#### ENTRIES SHOWN

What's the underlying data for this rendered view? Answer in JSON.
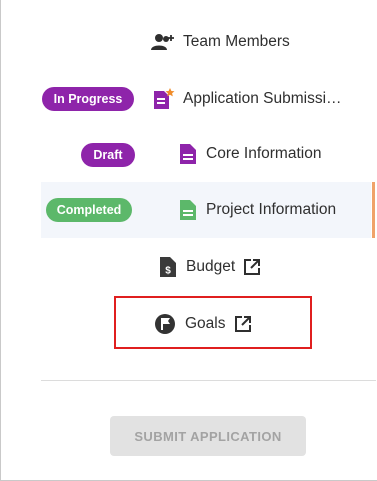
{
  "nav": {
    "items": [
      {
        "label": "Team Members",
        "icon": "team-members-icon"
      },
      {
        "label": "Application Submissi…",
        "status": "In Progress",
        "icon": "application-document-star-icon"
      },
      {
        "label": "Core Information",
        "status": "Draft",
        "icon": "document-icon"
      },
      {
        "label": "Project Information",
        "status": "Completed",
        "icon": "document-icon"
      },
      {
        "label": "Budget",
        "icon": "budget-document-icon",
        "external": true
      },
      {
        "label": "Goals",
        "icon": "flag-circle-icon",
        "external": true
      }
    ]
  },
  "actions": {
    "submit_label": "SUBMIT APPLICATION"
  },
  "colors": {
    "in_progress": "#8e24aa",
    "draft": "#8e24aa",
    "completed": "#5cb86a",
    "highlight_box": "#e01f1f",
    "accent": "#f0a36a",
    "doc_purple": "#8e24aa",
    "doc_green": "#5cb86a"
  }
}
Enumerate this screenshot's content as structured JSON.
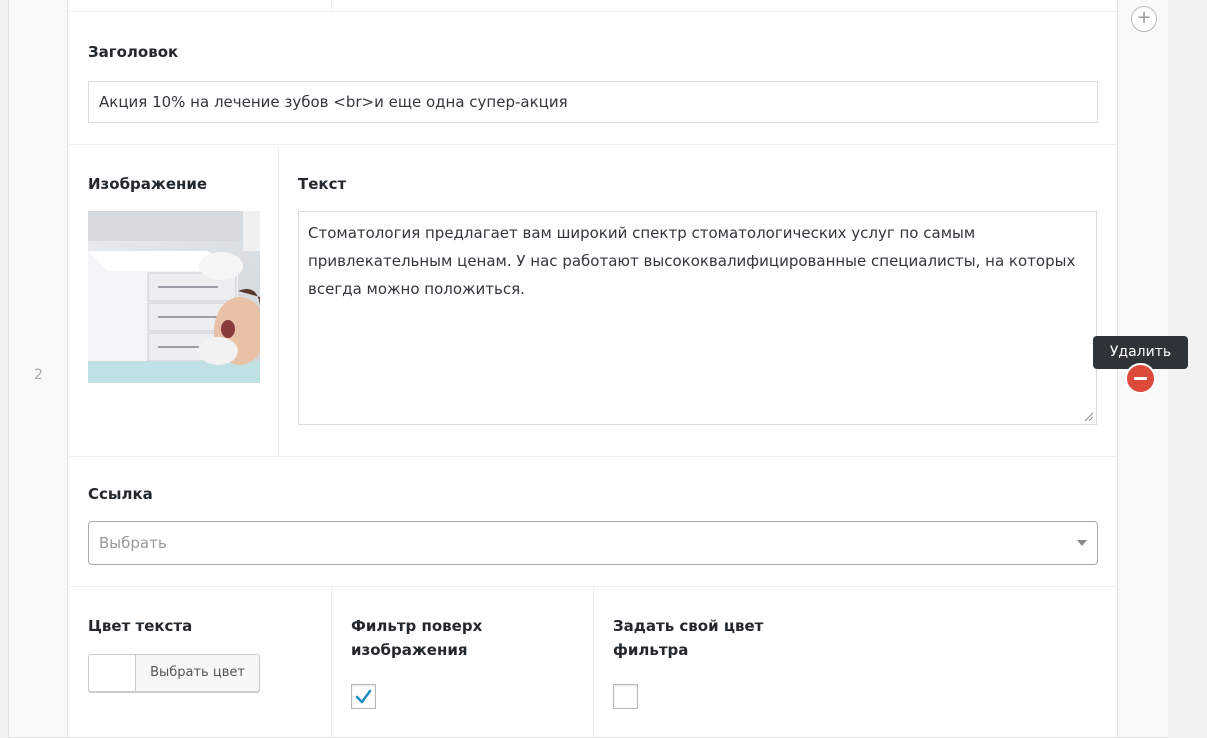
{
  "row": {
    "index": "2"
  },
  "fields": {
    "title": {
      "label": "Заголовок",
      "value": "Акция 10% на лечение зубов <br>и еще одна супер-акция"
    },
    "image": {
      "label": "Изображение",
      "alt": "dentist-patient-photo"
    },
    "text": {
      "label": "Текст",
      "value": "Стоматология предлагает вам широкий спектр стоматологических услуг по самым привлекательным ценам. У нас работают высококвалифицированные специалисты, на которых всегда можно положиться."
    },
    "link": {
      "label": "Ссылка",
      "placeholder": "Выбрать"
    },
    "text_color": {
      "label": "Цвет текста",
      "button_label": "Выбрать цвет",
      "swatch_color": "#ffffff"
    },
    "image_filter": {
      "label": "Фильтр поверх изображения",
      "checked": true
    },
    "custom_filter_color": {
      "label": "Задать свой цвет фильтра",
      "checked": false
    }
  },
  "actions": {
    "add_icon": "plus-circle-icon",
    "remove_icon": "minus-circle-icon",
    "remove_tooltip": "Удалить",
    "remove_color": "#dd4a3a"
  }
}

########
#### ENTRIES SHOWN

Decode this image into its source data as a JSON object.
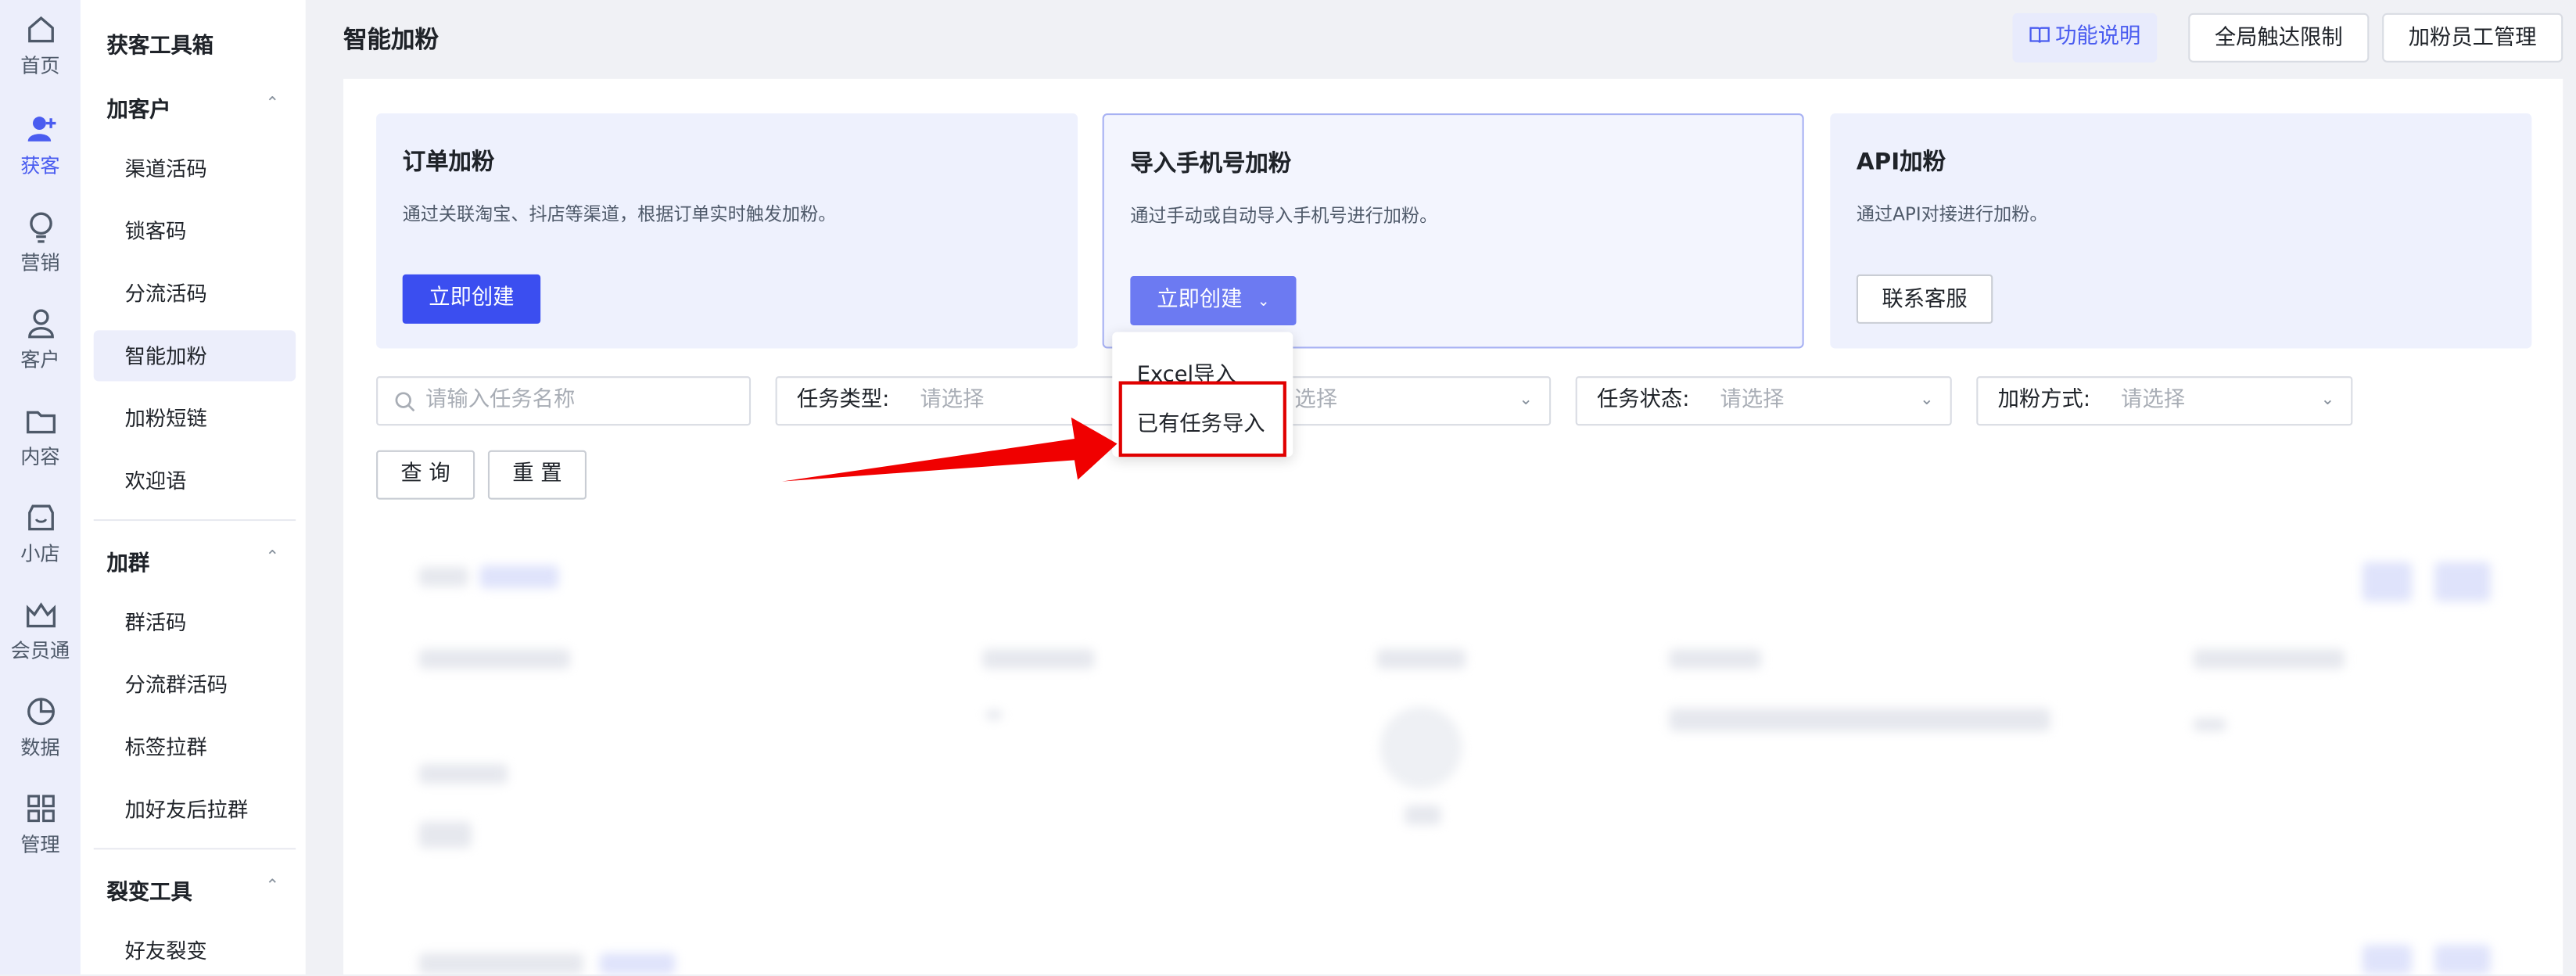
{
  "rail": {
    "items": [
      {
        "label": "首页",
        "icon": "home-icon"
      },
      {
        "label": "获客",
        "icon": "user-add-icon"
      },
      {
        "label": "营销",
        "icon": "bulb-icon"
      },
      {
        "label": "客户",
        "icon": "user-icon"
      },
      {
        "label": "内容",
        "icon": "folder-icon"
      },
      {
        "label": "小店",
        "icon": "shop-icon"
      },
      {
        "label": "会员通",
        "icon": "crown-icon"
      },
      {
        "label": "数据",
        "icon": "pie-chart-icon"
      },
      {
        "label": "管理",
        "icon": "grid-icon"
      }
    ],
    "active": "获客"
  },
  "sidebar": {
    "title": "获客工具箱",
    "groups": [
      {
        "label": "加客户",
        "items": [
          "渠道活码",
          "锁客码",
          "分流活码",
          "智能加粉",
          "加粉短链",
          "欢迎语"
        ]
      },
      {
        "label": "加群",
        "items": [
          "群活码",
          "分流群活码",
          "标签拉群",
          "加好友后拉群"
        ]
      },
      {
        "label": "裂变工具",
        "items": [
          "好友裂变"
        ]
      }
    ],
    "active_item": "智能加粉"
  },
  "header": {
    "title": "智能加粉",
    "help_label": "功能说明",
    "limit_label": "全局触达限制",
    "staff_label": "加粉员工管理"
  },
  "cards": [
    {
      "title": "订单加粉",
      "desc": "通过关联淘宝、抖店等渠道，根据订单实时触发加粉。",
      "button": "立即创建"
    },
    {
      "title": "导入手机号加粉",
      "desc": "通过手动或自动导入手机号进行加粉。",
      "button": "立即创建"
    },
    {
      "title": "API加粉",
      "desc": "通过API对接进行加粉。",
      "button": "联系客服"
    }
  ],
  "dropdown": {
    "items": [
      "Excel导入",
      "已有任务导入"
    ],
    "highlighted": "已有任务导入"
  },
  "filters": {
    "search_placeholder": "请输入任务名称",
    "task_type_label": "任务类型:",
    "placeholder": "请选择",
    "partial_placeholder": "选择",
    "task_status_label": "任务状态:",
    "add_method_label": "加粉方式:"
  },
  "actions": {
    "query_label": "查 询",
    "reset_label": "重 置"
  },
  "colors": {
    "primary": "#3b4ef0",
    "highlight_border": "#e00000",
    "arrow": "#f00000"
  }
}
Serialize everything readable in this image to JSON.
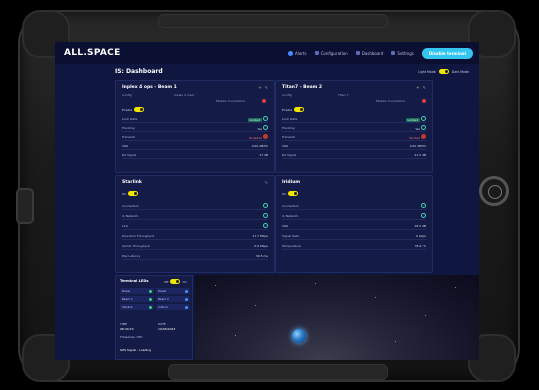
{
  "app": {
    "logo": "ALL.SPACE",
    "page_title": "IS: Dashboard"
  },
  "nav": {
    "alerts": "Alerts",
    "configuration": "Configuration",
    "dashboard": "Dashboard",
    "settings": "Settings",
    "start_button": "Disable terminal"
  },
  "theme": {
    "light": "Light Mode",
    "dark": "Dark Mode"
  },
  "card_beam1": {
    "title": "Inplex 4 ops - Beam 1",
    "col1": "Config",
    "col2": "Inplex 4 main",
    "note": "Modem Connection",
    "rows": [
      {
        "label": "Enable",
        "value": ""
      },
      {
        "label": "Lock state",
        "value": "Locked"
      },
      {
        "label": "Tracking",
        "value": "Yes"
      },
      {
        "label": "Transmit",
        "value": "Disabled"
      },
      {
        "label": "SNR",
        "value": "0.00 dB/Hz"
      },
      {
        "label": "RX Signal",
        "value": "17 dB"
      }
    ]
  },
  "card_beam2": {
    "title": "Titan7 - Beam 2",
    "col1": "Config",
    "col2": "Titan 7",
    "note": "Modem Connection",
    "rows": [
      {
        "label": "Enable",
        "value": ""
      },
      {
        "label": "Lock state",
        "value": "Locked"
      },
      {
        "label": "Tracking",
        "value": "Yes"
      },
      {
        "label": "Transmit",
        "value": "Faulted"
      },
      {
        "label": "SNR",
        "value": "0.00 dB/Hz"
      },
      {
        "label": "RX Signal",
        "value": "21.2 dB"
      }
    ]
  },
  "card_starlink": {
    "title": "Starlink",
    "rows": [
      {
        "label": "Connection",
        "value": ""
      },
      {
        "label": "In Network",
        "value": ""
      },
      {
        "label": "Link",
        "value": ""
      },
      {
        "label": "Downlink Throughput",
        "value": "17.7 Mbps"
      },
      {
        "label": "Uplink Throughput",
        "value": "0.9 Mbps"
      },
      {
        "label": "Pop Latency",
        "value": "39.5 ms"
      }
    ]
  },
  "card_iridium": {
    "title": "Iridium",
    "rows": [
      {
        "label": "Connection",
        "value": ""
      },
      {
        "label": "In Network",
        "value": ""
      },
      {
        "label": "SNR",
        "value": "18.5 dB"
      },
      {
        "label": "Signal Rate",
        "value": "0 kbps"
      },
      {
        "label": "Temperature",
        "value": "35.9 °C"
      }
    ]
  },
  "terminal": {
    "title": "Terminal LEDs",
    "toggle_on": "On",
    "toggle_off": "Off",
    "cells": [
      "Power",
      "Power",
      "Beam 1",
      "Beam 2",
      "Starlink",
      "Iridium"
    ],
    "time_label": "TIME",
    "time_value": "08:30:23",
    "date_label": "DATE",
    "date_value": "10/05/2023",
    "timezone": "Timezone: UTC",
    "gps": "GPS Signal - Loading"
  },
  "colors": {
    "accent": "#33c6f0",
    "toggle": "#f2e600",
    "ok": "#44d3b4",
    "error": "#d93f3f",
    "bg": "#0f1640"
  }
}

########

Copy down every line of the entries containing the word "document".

» EXERCISE OUTPUT
        "icon": "application-document-star-icon"
        "icon": "document-icon"
        "icon": "document-icon"
        "icon": "budget-document-icon",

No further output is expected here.